##### DATASET ENTRIES #####

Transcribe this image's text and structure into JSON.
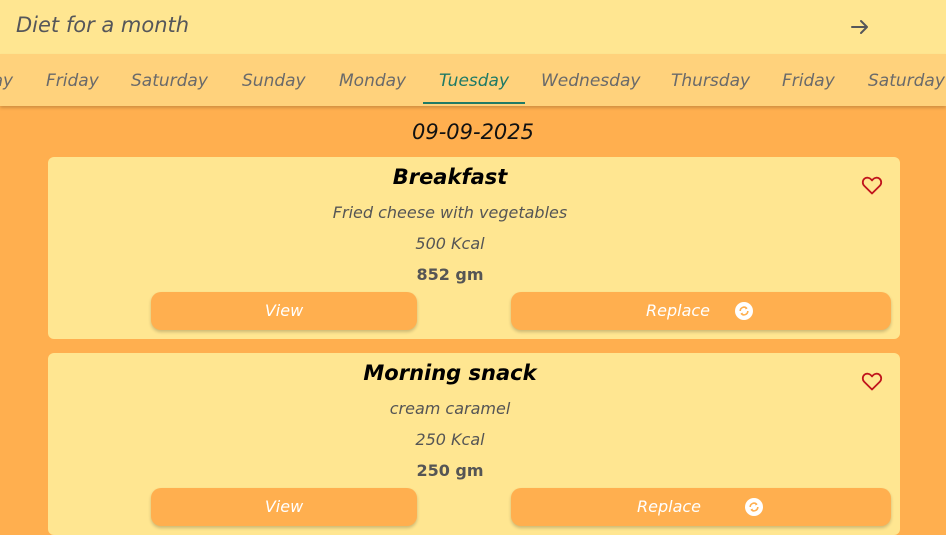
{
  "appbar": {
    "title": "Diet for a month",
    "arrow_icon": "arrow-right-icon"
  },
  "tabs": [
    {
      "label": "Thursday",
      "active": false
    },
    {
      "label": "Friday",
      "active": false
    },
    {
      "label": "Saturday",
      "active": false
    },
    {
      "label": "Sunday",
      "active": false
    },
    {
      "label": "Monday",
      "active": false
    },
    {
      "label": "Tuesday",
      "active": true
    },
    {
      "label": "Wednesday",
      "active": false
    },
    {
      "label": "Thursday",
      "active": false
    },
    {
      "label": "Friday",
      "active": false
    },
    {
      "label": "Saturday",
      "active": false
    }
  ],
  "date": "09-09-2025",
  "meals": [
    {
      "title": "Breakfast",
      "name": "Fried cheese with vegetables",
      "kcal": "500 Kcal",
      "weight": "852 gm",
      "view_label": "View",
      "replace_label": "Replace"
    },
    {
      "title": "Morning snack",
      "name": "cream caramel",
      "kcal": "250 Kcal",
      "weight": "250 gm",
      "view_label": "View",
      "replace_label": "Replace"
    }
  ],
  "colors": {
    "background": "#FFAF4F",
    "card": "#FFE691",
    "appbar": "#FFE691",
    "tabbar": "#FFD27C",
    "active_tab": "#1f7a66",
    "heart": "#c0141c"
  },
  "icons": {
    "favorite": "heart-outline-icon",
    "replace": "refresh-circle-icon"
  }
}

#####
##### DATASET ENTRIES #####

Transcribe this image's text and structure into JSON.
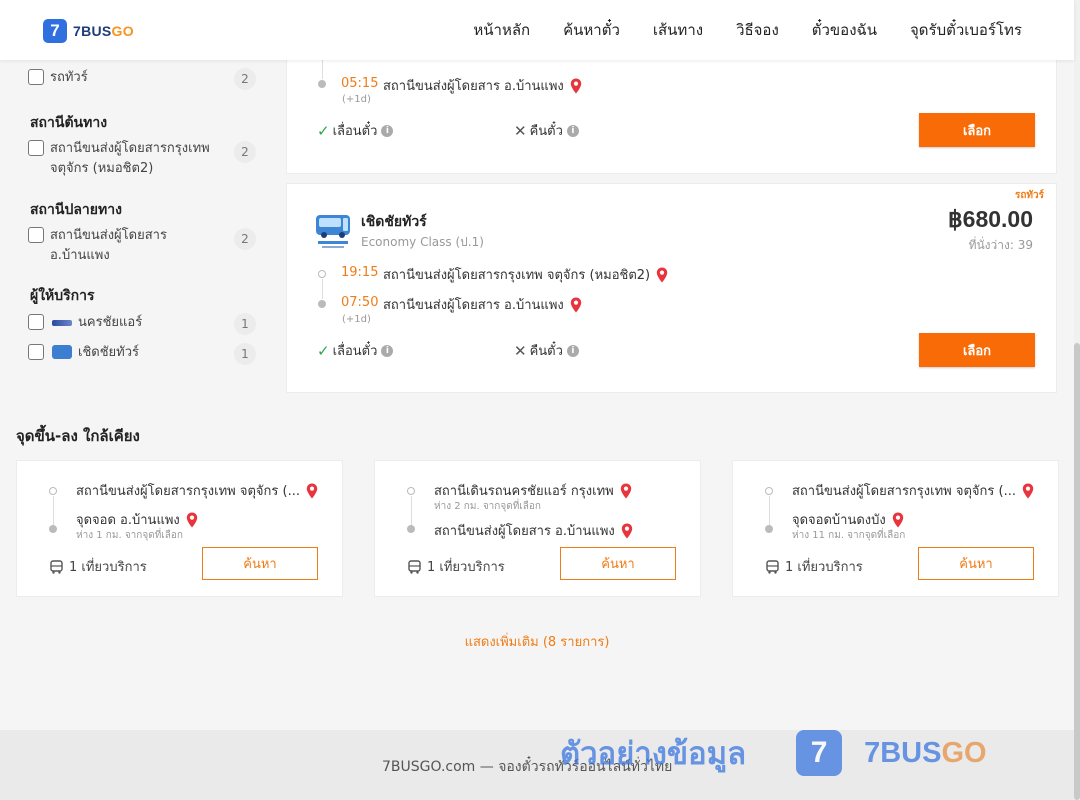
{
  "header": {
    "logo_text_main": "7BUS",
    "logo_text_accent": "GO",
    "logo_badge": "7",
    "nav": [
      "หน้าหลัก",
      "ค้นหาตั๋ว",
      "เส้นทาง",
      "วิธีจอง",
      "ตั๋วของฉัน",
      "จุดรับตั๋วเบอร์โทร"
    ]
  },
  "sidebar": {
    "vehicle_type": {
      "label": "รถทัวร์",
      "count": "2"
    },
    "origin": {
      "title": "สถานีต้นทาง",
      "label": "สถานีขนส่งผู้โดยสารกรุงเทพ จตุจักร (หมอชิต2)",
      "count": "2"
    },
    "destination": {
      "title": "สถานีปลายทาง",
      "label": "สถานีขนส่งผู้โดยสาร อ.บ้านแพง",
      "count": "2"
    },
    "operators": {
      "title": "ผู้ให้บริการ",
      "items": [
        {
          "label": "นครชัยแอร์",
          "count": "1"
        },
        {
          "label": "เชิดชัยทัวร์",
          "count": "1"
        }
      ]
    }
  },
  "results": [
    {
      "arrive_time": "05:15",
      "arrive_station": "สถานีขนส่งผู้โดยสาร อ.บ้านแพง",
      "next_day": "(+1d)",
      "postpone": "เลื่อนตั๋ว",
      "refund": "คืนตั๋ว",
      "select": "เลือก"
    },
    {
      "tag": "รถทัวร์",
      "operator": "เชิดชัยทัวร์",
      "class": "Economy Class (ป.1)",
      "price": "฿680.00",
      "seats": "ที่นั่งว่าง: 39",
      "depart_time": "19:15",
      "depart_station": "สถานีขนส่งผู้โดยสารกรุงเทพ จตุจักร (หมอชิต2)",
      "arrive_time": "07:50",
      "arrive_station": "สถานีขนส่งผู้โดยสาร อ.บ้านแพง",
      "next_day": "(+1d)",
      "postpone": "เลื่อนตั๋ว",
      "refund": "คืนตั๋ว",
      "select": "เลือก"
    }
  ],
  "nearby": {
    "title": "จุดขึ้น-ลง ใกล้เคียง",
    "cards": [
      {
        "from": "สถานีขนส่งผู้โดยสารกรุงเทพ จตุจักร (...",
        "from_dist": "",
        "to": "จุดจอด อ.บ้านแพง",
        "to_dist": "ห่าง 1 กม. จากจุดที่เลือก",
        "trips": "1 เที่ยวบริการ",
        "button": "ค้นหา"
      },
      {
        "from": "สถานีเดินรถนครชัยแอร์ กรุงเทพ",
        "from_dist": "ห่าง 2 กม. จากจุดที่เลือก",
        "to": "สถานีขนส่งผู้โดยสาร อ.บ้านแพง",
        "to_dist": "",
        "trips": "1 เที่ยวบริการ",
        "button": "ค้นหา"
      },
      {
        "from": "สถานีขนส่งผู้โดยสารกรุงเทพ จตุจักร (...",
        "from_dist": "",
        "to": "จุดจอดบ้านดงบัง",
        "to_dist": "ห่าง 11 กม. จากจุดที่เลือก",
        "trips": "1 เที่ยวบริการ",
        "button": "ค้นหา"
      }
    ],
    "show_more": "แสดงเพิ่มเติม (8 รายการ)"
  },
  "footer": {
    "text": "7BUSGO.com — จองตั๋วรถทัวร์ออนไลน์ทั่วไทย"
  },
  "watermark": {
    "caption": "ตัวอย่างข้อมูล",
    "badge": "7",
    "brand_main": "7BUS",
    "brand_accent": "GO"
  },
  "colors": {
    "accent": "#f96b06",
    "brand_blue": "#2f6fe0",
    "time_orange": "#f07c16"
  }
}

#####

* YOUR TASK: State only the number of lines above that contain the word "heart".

* REPLY TO THE EXERCISE: 2